(Items from an interface collection)
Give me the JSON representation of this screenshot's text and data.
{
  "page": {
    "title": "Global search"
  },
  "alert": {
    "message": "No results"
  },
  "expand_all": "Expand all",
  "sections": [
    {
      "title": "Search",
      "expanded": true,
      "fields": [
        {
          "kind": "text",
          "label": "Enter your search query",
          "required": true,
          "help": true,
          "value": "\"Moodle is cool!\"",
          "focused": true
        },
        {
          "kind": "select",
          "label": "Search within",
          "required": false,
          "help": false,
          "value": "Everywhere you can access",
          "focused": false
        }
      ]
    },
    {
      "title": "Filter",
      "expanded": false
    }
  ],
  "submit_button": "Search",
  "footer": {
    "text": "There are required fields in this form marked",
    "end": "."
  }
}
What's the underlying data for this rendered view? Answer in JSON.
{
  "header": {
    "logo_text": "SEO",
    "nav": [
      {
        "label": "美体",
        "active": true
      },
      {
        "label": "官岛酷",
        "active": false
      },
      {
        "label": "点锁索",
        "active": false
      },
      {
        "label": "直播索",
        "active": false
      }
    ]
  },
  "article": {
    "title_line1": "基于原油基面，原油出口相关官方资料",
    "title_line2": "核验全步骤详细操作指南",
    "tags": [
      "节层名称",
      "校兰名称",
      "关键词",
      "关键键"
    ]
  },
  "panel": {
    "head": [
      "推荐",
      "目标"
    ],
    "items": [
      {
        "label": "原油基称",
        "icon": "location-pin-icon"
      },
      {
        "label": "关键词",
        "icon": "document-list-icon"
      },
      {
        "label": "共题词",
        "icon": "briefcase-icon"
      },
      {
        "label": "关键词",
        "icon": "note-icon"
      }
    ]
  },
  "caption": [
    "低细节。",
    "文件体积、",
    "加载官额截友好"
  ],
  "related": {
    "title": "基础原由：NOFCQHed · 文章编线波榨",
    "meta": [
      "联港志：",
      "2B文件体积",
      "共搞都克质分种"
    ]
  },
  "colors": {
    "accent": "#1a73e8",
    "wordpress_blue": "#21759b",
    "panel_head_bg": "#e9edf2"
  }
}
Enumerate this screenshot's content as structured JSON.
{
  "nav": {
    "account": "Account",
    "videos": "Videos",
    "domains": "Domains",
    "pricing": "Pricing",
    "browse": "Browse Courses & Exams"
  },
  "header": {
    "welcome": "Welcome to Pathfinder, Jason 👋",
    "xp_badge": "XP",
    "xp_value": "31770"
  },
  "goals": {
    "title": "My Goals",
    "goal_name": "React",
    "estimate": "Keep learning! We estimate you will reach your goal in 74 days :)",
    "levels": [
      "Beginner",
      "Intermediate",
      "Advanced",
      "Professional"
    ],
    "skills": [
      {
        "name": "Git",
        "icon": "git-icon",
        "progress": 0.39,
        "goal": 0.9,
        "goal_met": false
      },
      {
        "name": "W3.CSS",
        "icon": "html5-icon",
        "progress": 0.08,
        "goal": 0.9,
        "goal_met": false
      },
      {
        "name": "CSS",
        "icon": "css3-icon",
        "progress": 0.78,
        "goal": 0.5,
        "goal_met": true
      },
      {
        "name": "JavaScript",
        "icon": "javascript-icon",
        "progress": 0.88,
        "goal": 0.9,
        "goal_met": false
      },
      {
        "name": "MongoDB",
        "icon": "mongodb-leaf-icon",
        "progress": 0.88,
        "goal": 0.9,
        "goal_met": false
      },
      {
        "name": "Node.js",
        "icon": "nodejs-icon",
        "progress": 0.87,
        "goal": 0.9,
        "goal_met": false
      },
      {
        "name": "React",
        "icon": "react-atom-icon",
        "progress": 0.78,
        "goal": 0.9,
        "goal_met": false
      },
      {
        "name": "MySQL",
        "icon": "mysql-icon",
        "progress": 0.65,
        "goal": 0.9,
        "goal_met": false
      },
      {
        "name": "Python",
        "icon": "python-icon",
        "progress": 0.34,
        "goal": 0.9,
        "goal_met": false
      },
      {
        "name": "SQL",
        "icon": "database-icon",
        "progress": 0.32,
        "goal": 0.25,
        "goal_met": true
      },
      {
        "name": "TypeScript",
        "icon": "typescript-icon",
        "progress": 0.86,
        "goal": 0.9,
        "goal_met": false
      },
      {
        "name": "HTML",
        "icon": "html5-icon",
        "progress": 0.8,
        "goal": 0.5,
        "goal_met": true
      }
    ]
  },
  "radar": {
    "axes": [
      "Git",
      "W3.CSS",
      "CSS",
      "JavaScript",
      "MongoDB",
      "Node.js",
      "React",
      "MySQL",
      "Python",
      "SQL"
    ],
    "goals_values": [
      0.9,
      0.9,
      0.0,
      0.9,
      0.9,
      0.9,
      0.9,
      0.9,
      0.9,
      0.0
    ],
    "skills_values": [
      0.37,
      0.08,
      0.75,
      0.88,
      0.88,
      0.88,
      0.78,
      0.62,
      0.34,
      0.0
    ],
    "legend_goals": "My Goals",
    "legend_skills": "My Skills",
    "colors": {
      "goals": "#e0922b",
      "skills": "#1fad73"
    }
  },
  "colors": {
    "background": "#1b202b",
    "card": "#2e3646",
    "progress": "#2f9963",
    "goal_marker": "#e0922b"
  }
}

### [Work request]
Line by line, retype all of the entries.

### [Your response]
Give me the JSON representation of this screenshot's text and data.
{
  "page": {
    "title": "Global search"
  },
  "alert": {
    "message": "No results"
  },
  "expand_all": "Expand all",
  "sections": [
    {
      "title": "Search",
      "expanded": true,
      "fields": [
        {
          "kind": "text",
          "label": "Enter your search query",
          "required": true,
          "help": true,
          "value": "\"Moodle is cool!\"",
          "focused": true
        },
        {
          "kind": "select",
          "label": "Search within",
          "required": false,
          "help": false,
          "value": "Everywhere you can access",
          "focused": false
        }
      ]
    },
    {
      "title": "Filter",
      "expanded": false
    }
  ],
  "submit_button": "Search",
  "footer": {
    "text": "There are required fields in this form marked",
    "end": "."
  }
}
What's the underlying data for this rendered view? Answer in JSON.
{
  "header": {
    "logo_text": "SEO",
    "nav": [
      {
        "label": "美体",
        "active": true
      },
      {
        "label": "官岛酷",
        "active": false
      },
      {
        "label": "点锁索",
        "active": false
      },
      {
        "label": "直播索",
        "active": false
      }
    ]
  },
  "article": {
    "title_line1": "基于原油基面，原油出口相关官方资料",
    "title_line2": "核验全步骤详细操作指南",
    "tags": [
      "节层名称",
      "校兰名称",
      "关键词",
      "关键键"
    ]
  },
  "panel": {
    "head": [
      "推荐",
      "目标"
    ],
    "items": [
      {
        "label": "原油基称",
        "icon": "location-pin-icon"
      },
      {
        "label": "关键词",
        "icon": "document-list-icon"
      },
      {
        "label": "共题词",
        "icon": "briefcase-icon"
      },
      {
        "label": "关键词",
        "icon": "note-icon"
      }
    ]
  },
  "caption": [
    "低细节。",
    "文件体积、",
    "加载官额截友好"
  ],
  "related": {
    "title": "基础原由：NOFCQHed · 文章编线波榨",
    "meta": [
      "联港志：",
      "2B文件体积",
      "共搞都克质分种"
    ]
  },
  "colors": {
    "accent": "#1a73e8",
    "wordpress_blue": "#21759b",
    "panel_head_bg": "#e9edf2"
  }
}
Enumerate this screenshot's content as structured JSON.
{
  "nav": {
    "account": "Account",
    "videos": "Videos",
    "domains": "Domains",
    "pricing": "Pricing",
    "browse": "Browse Courses & Exams"
  },
  "header": {
    "welcome": "Welcome to Pathfinder, Jason 👋",
    "xp_badge": "XP",
    "xp_value": "31770"
  },
  "goals": {
    "title": "My Goals",
    "goal_name": "React",
    "estimate": "Keep learning! We estimate you will reach your goal in 74 days :)",
    "levels": [
      "Beginner",
      "Intermediate",
      "Advanced",
      "Professional"
    ],
    "skills": [
      {
        "name": "Git",
        "icon": "git-icon",
        "progress": 0.39,
        "goal": 0.9,
        "goal_met": false
      },
      {
        "name": "W3.CSS",
        "icon": "html5-icon",
        "progress": 0.08,
        "goal": 0.9,
        "goal_met": false
      },
      {
        "name": "CSS",
        "icon": "css3-icon",
        "progress": 0.78,
        "goal": 0.5,
        "goal_met": true
      },
      {
        "name": "JavaScript",
        "icon": "javascript-icon",
        "progress": 0.88,
        "goal": 0.9,
        "goal_met": false
      },
      {
        "name": "MongoDB",
        "icon": "mongodb-leaf-icon",
        "progress": 0.88,
        "goal": 0.9,
        "goal_met": false
      },
      {
        "name": "Node.js",
        "icon": "nodejs-icon",
        "progress": 0.87,
        "goal": 0.9,
        "goal_met": false
      },
      {
        "name": "React",
        "icon": "react-atom-icon",
        "progress": 0.78,
        "goal": 0.9,
        "goal_met": false
      },
      {
        "name": "MySQL",
        "icon": "mysql-icon",
        "progress": 0.65,
        "goal": 0.9,
        "goal_met": false
      },
      {
        "name": "Python",
        "icon": "python-icon",
        "progress": 0.34,
        "goal": 0.9,
        "goal_met": false
      },
      {
        "name": "SQL",
        "icon": "database-icon",
        "progress": 0.32,
        "goal": 0.25,
        "goal_met": true
      },
      {
        "name": "TypeScript",
        "icon": "typescript-icon",
        "progress": 0.86,
        "goal": 0.9,
        "goal_met": false
      },
      {
        "name": "HTML",
        "icon": "html5-icon",
        "progress": 0.8,
        "goal": 0.5,
        "goal_met": true
      }
    ]
  },
  "radar": {
    "axes": [
      "Git",
      "W3.CSS",
      "CSS",
      "JavaScript",
      "MongoDB",
      "Node.js",
      "React",
      "MySQL",
      "Python",
      "SQL"
    ],
    "goals_values": [
      0.9,
      0.9,
      0.0,
      0.9,
      0.9,
      0.9,
      0.9,
      0.9,
      0.9,
      0.0
    ],
    "skills_values": [
      0.37,
      0.08,
      0.75,
      0.88,
      0.88,
      0.88,
      0.78,
      0.62,
      0.34,
      0.0
    ],
    "legend_goals": "My Goals",
    "legend_skills": "My Skills",
    "colors": {
      "goals": "#e0922b",
      "skills": "#1fad73"
    }
  },
  "colors": {
    "background": "#1b202b",
    "card": "#2e3646",
    "progress": "#2f9963",
    "goal_marker": "#e0922b"
  }
}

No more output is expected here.